Over the past few years, we’ve covered a number of health apps that we believed put patients at risk through dubious claims about what they can measure or treat. In 2014, we detailed an app called Instant Blood Pressure which claimed to measure blood pressure just by having users put the microphone over their chest and finger over the camera. About a year after our initial article, it was pulled first from the Google Play app store then the iTunes app store. And earlier this year, a study conducted by some of my colleagues at Johns Hopkins showed Instant Blood Pressure to be highly inaccurate and detailed how those inaccuracies could put patients at risk. Given the attention that study got in the lay press as well as Apple’s moves to scale up their healthcare expertise, I assumed that the review of health apps, particularly those that claim to measure or treat something, would be tightened up.

So I was surprised when perusing the iTunes app store when I saw “iCare Health Monitor – can measure blood pressure” pop up as one of the top 25 most popular free medical apps. In many ways, it echoed what we saw with Instant Blood Pressure as well as some similar health apps on Google Play but was even more egregious in some of the claims it made. As you can see from the description, it claims to measure blood pressure, heart rate, blood lipids, blood oxygen, vision, colorblind, hearing, lung capacity, breath rate, and psychological index – all without any peripherals.

iCare Health Monitor Description

The app appears to use the same basic photoplethysmography (PPG) principle that other apps including Instant Blood Pressure or Pulse Oximeter use. Users put their finger over the camera, the flash turns on, and it generates a PPG waveform.

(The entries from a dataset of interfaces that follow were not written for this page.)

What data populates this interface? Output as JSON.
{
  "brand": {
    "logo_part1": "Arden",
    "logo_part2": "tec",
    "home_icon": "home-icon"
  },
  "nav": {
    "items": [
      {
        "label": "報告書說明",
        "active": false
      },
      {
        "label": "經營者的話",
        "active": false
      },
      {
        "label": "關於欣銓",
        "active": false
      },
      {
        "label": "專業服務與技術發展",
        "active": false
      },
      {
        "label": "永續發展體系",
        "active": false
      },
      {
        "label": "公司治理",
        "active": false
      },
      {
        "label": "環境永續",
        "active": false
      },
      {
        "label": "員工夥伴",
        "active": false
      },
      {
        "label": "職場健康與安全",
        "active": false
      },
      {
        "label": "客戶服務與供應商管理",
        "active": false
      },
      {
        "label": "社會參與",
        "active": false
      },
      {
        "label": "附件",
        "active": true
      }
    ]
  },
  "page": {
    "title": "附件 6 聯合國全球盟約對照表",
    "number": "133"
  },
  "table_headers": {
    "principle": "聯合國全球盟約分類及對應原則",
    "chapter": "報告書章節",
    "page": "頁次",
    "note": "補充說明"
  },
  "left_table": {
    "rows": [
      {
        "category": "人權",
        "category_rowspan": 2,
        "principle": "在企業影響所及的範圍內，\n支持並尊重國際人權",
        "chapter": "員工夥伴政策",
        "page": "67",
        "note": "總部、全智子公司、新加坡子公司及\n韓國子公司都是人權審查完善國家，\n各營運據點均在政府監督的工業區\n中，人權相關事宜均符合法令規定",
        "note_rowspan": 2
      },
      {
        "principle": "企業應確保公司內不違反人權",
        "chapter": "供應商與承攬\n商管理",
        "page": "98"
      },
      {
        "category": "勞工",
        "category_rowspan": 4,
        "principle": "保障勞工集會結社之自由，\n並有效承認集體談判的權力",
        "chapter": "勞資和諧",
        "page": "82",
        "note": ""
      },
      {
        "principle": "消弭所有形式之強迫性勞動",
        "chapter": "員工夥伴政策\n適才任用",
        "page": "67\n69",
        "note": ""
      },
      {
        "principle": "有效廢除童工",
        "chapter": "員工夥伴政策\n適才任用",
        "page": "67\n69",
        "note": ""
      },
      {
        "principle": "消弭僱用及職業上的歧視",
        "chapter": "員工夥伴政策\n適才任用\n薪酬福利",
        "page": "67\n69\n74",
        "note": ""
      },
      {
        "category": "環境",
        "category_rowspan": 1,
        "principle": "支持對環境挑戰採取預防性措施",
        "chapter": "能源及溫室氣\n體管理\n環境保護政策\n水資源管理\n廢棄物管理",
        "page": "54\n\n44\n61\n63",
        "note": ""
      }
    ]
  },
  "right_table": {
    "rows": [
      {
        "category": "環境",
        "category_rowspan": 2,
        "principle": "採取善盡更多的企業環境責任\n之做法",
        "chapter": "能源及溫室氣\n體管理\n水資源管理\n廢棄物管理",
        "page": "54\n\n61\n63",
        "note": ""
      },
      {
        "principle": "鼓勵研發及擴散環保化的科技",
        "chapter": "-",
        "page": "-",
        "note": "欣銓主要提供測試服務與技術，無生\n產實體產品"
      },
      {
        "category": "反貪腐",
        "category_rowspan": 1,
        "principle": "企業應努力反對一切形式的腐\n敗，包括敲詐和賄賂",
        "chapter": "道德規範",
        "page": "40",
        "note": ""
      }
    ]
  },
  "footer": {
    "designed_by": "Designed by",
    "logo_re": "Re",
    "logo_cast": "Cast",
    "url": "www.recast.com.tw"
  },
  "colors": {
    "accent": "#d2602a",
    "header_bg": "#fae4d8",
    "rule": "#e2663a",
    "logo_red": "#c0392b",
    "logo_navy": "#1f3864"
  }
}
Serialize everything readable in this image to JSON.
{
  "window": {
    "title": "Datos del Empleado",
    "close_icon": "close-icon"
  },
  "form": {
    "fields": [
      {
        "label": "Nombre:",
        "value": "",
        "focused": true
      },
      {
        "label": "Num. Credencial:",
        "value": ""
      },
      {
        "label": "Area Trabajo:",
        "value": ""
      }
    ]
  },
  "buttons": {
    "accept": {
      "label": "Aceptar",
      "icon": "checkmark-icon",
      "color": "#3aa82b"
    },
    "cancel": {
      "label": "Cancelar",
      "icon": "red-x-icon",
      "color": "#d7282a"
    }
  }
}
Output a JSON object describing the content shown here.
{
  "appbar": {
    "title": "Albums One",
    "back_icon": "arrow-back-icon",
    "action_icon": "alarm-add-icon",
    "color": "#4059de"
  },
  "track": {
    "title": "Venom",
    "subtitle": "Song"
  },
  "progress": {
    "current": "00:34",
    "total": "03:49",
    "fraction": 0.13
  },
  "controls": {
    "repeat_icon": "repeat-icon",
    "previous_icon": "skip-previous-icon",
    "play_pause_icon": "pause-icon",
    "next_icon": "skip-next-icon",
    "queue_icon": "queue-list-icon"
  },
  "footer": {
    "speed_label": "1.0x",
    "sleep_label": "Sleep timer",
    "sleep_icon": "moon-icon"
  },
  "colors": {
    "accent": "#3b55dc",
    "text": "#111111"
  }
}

How it goes from that to telling me my blood pressure is 108/69 mm Hg, blood viscosity is 0.37, oxygen levels are 97%, and “emotion” is happy/readily/catharsis/relax is left unexplained. If that omission wasn’t enough, that the app describes the systolic and diastolic blood pressure as the “high” and “low” blood pressure respectively doesn’t exactly engender much confidence that a ton of medical expertise went into developing this app.

As with Instant Blood Pressure, the reviews are generally glowing with a particular focus on the convenience of not having to use an actual blood pressure cuff.

In its description, the app says its blood pressure is accurate within 12 mm Hg, heart rate within 3, and blood oxygen (presumably saturation) within 2. Of course, there are no references or data offered to back that up either in the description or on the developer website.

It almost goes without saying that iCare Health Monitor should be removed from the app store immediately. It should be noted that while the app shows up in the Top Charts, it doesn’t appear in the more actively curated Medical category in the app store. But what I’m particularly struck by is that a health app that makes so obviously dubious claims to measure very specific vital signs and even diagnose health problems (high cholesterol) slipped through the screening process. That it made it to the top 25 free medical apps also leads me to believe that whatever active monitoring of health and medical apps is done by Apple is falling short.